Tags: credit | cards | chip | fraud

US Pays Dearly to Keep an Antiquated Credit Card System

By    |   Thursday, 30 January 2014 03:22 PM

Europeans wonder why the United States is at least a decade behind much of the developed world with its old credit card technology that has allowed cyber crooks to steal personal information from at least 100 million Americans.

The Guardian looked at some of the obstacles the U.S. faces in updating its outmoded card swipe system to the current chip-embedded cards used elsewhere.

One problem is that the U.S. market is so large that the technology transition would cost as much as $8 billion. The nation has an estimated 10 million credit card terminals (those point-of-sale devices at retail cash registers) and 1.2 billion cards.

“Sometimes size isn’t a plus,” the Guardian said. “It’s difficult to get such a large market to adopt.”

A second problem is that there is apparent disagreement over who would pay for the technology upgrade: retailers; big banks; or card processors like Visa and MasterCard?

The Guardian said another factor is inertia. America has strong consumer legal protection for people whose credit card information is stolen, and also has historically low fraud rates compared to many nations.

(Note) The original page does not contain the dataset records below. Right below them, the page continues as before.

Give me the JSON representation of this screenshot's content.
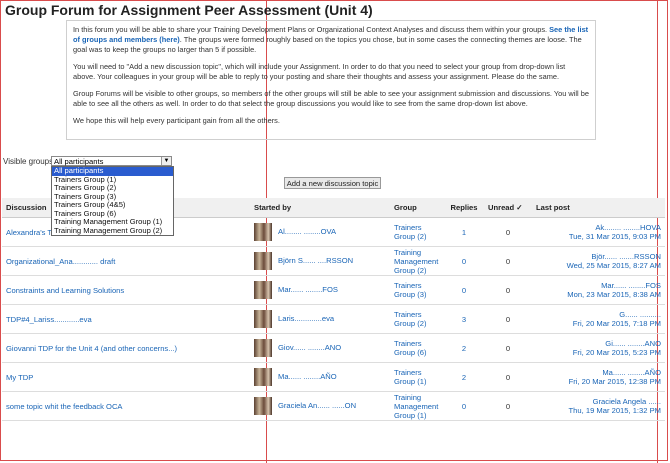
{
  "page_title": "Group Forum for Assignment Peer Assessment (Unit 4)",
  "intro": {
    "p1_before_link": "In this forum you will be able to share your Training Development Plans or Organizational Context Analyses and discuss them within your groups. ",
    "p1_link": "See the list of groups and members (here)",
    "p1_after_link": ". The groups were formed roughly based on the topics you chose, but in some cases the connecting themes are loose. The goal was to keep the groups no larger than 5 if possible.",
    "p2": "You will need to \"Add a new discussion topic\", which will include your Assignment. In order to do that you need to select your group from drop-down list above. Your colleagues in your group will be able to reply to your posting and share their thoughts and assess your assignment. Please do the same.",
    "p3": "Group Forums will be visible to other groups, so members of the other groups will still be able to see your assignment submission and discussions. You will be able to see all the others as well. In order to do that select the group discussions you would like to see from the same drop-down list above.",
    "p4": "We hope this will help every participant gain from all the others."
  },
  "visible_groups": {
    "label": "Visible groups",
    "selected": "All participants",
    "options": [
      "All participants",
      "Trainers Group (1)",
      "Trainers Group (2)",
      "Trainers Group (3)",
      "Trainers Group (4&5)",
      "Trainers Group (6)",
      "Training Management Group (1)",
      "Training Management Group (2)"
    ]
  },
  "add_button": "Add a new discussion topic",
  "table": {
    "headers": {
      "discussion": "Discussion",
      "started_by": "Started by",
      "group": "Group",
      "replies": "Replies",
      "unread": "Unread ✓",
      "last_post": "Last post"
    },
    "rows": [
      {
        "discussion": "Alexandra's T",
        "started_by": "Al........ ........OVA",
        "group": "Trainers Group (2)",
        "replies": "1",
        "unread": "0",
        "last_author": "Ak........ ........HOVA",
        "last_date": "Tue, 31 Mar 2015, 9:03 PM"
      },
      {
        "discussion": "Organizational_Ana............ draft",
        "started_by": "Björn S...... ....RSSON",
        "group": "Training Management Group (2)",
        "replies": "0",
        "unread": "0",
        "last_author": "Björ...... .......RSSON",
        "last_date": "Wed, 25 Mar 2015, 8:27 AM"
      },
      {
        "discussion": "Constraints and Learning Solutions",
        "started_by": "Mar...... ........FOS",
        "group": "Trainers Group (3)",
        "replies": "0",
        "unread": "0",
        "last_author": "Mar...... ........FOS",
        "last_date": "Mon, 23 Mar 2015, 8:38 AM"
      },
      {
        "discussion": "TDP#4_Lariss............eva",
        "started_by": "Laris.............eva",
        "group": "Trainers Group (2)",
        "replies": "3",
        "unread": "0",
        "last_author": "G...... ..........",
        "last_date": "Fri, 20 Mar 2015, 7:18 PM"
      },
      {
        "discussion": "Giovanni TDP for the Unit 4 (and other concerns...)",
        "started_by": "Giov...... ........ANO",
        "group": "Trainers Group (6)",
        "replies": "2",
        "unread": "0",
        "last_author": "Gi...... ........ANO",
        "last_date": "Fri, 20 Mar 2015, 5:23 PM"
      },
      {
        "discussion": "My TDP",
        "started_by": "Ma...... ........AÑO",
        "group": "Trainers Group (1)",
        "replies": "2",
        "unread": "0",
        "last_author": "Ma...... ........AÑO",
        "last_date": "Fri, 20 Mar 2015, 12:38 PM"
      },
      {
        "discussion": "some topic whit the feedback OCA",
        "started_by": "Graciela An...... ......ON",
        "group": "Training Management Group (1)",
        "replies": "0",
        "unread": "0",
        "last_author": "Graciela Angela ......",
        "last_date": "Thu, 19 Mar 2015, 1:32 PM"
      }
    ]
  }
}
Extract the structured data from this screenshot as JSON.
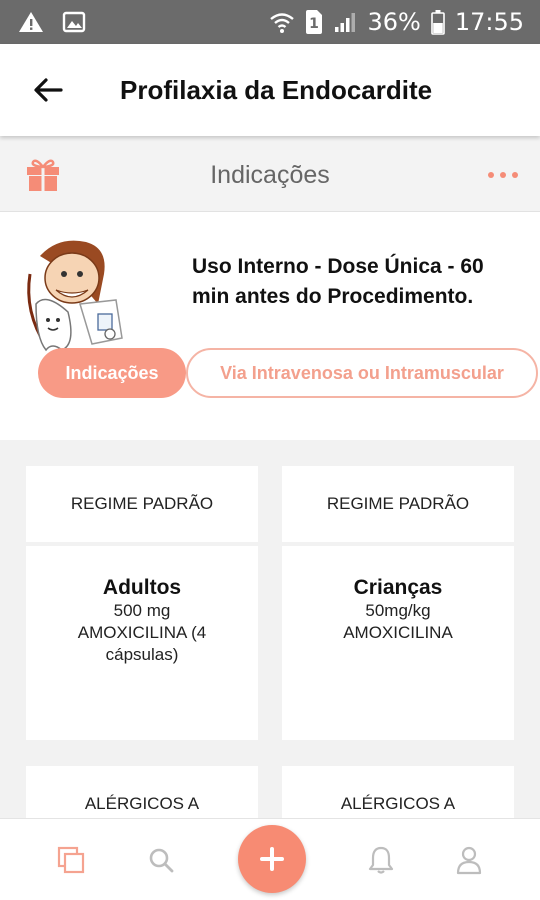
{
  "status_bar": {
    "battery": "36%",
    "time": "17:55",
    "sim": "1"
  },
  "header": {
    "title": "Profilaxia da Endocardite"
  },
  "section": {
    "title": "Indicações"
  },
  "info": {
    "text": "Uso Interno - Dose Única - 60 min antes do Procedimento."
  },
  "tabs": [
    {
      "label": "Indicações",
      "active": true
    },
    {
      "label": "Via Intravenosa ou Intramuscular",
      "active": false
    }
  ],
  "cards": [
    {
      "header": "REGIME PADRÃO",
      "title": "Adultos",
      "lines": [
        "500 mg",
        "AMOXICILINA (4",
        "cápsulas)"
      ]
    },
    {
      "header": "REGIME PADRÃO",
      "title": "Crianças",
      "lines": [
        "50mg/kg",
        "AMOXICILINA"
      ]
    },
    {
      "header": "ALÉRGICOS A"
    },
    {
      "header": "ALÉRGICOS A"
    }
  ],
  "colors": {
    "accent": "#f78b73",
    "accent_light": "#f5b4a5",
    "icon_gray": "#bdbdbd"
  },
  "icons": {
    "back": "arrow-left-icon",
    "gift": "gift-icon",
    "more": "more-horizontal-icon",
    "nav": [
      "copy-icon",
      "search-icon",
      "plus-icon",
      "bell-icon",
      "user-icon"
    ]
  }
}
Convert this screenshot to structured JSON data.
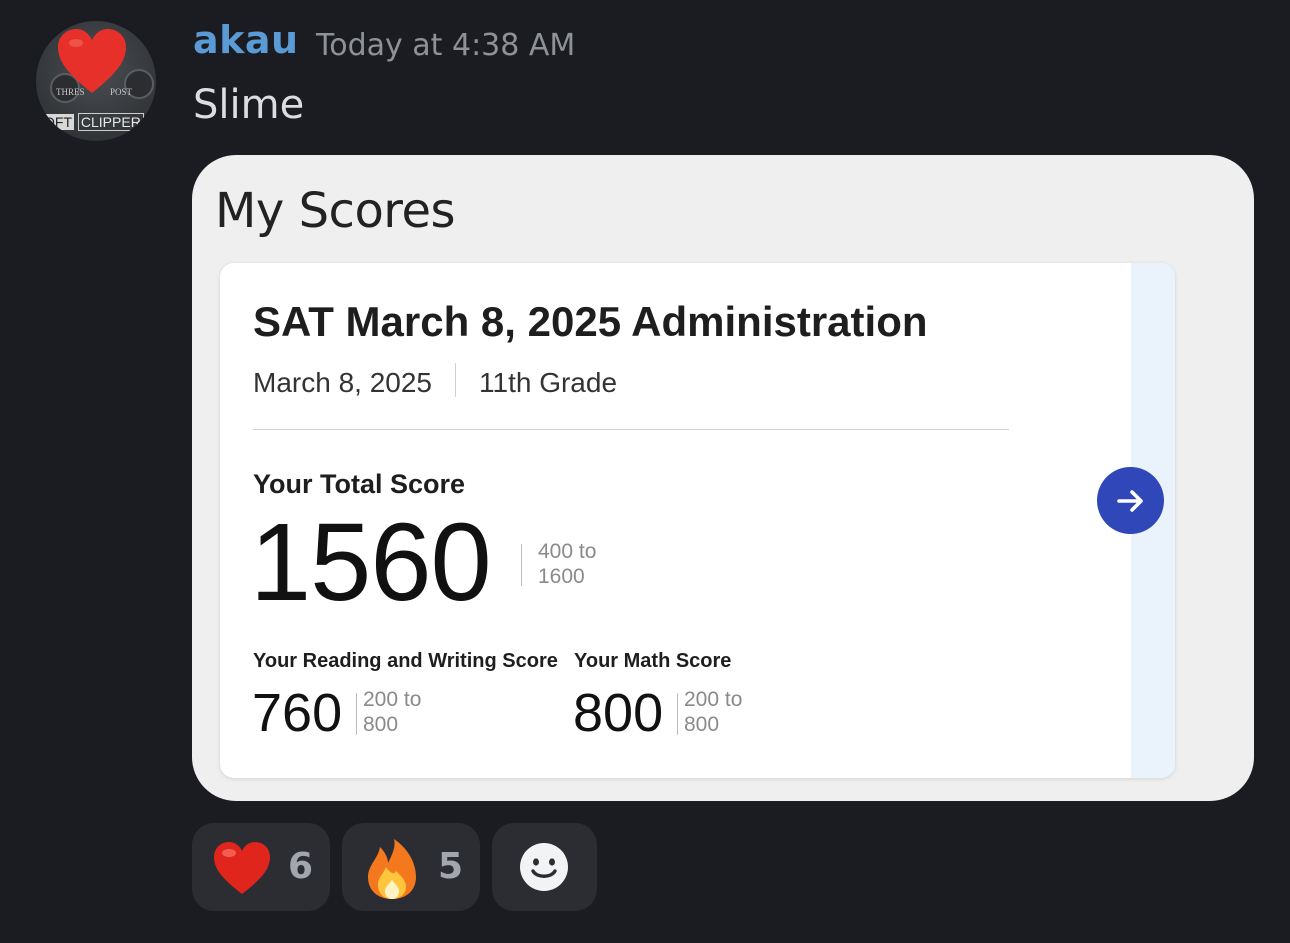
{
  "message": {
    "username": "akau",
    "timestamp": "Today at 4:38 AM",
    "text": "Slime",
    "avatar": {
      "label_left": "THRES",
      "label_right": "POST",
      "plate_left": "OFT",
      "plate_right": "CLIPPER",
      "heart_color": "#e8302a"
    }
  },
  "attachment": {
    "title": "My Scores",
    "card": {
      "heading": "SAT March 8, 2025 Administration",
      "date": "March 8, 2025",
      "grade": "11th Grade",
      "total": {
        "label": "Your Total Score",
        "score": "1560",
        "range_line1": "400 to",
        "range_line2": "1600"
      },
      "reading": {
        "label": "Your Reading and Writing Score",
        "score": "760",
        "range_line1": "200 to",
        "range_line2": "800"
      },
      "math": {
        "label": "Your Math Score",
        "score": "800",
        "range_line1": "200 to",
        "range_line2": "800"
      },
      "arrow_icon": "arrow-right-icon",
      "accent_color": "#2f47b9"
    }
  },
  "reactions": [
    {
      "emoji": "heart",
      "count": "6"
    },
    {
      "emoji": "fire",
      "count": "5"
    },
    {
      "emoji": "add-reaction"
    }
  ],
  "colors": {
    "background": "#1b1c21",
    "username": "#5b9bd5",
    "timestamp": "#8e9297",
    "reaction_bg": "#2b2d33"
  }
}
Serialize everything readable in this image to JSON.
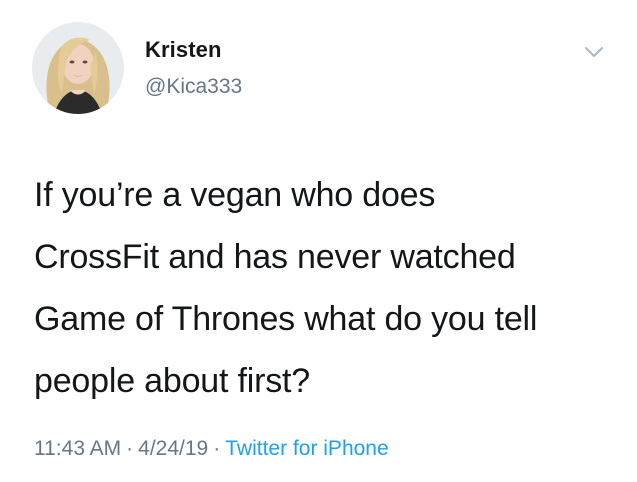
{
  "author": {
    "display_name": "Kristen",
    "handle": "@Kica333"
  },
  "icons": {
    "avatar": "profile-photo",
    "menu": "chevron-down-icon"
  },
  "tweet": {
    "lines": [
      "If you’re a vegan who does",
      "CrossFit and has never watched",
      "Game of Thrones what do you tell",
      "people about first?"
    ]
  },
  "meta": {
    "time": "11:43 AM",
    "separator": "·",
    "date": "4/24/19",
    "source": "Twitter for iPhone"
  },
  "colors": {
    "text": "#14171a",
    "secondary": "#657786",
    "link": "#1da1f2"
  }
}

There has been some hope the U.S. would simply leapfrog chip-embedded cards and move straight to widespread payment transactions by smartphone. But the Guardian noted that while many companies are experimenting with mobile transactions, there has been a struggle for consensus on how it would be implemented widely.

USA Today reported both banks and retailers are still balking at switching to the chip-embedded cards. Presumably, banks would bear the cost of distribution of millions of new cards, and retailers would have to pay for new scanning devices.

"Now we have an escalating rate of fraud that is creating a business need to address (this) more aggressively than five or 10 years ago," Randy Vanderhoof, executive director of the Smart Card Alliance, told the newspaper.

Visa and MasterCard have declared that banks and retailers still using the existing magnetic stripe technology after October 2015 will be responsible for fraud from hackers exploiting the old technology.

"There's ... no central authority or regulation that requires the U.S. market to do this," said Vanderhoof of the chip upgrade. "We have to rely on the payment brands, financial institutions, and merchants to all come together and agree this is the best investment for everyone."

© 2020 Newsmax Finance. All rights reserved.


   
1Like our page
2Share
Personal-Finance
Europeans wonder why the United States is at least a decade behind much of the developed world with its old credit card technology that has allowed cyber crooks to steal personal information from at least 100 million Americans.
credit,cards,chip,fraud
382
2014-22-30
Thursday, 30 January 2014 03:22 PM
Newsmax Media, Inc.
 
Newsmax TV Live

Newsmax, Moneynews, Newsmax Health, and Independent. American. are registered trademarks of Newsmax Media, Inc. Newsmax TV, and Newsmax World are trademarks of Newsmax Media, Inc.

NEWSMAX.COM
MONEYNEWS.COM
© Newsmax Media, Inc.
All Rights Reserved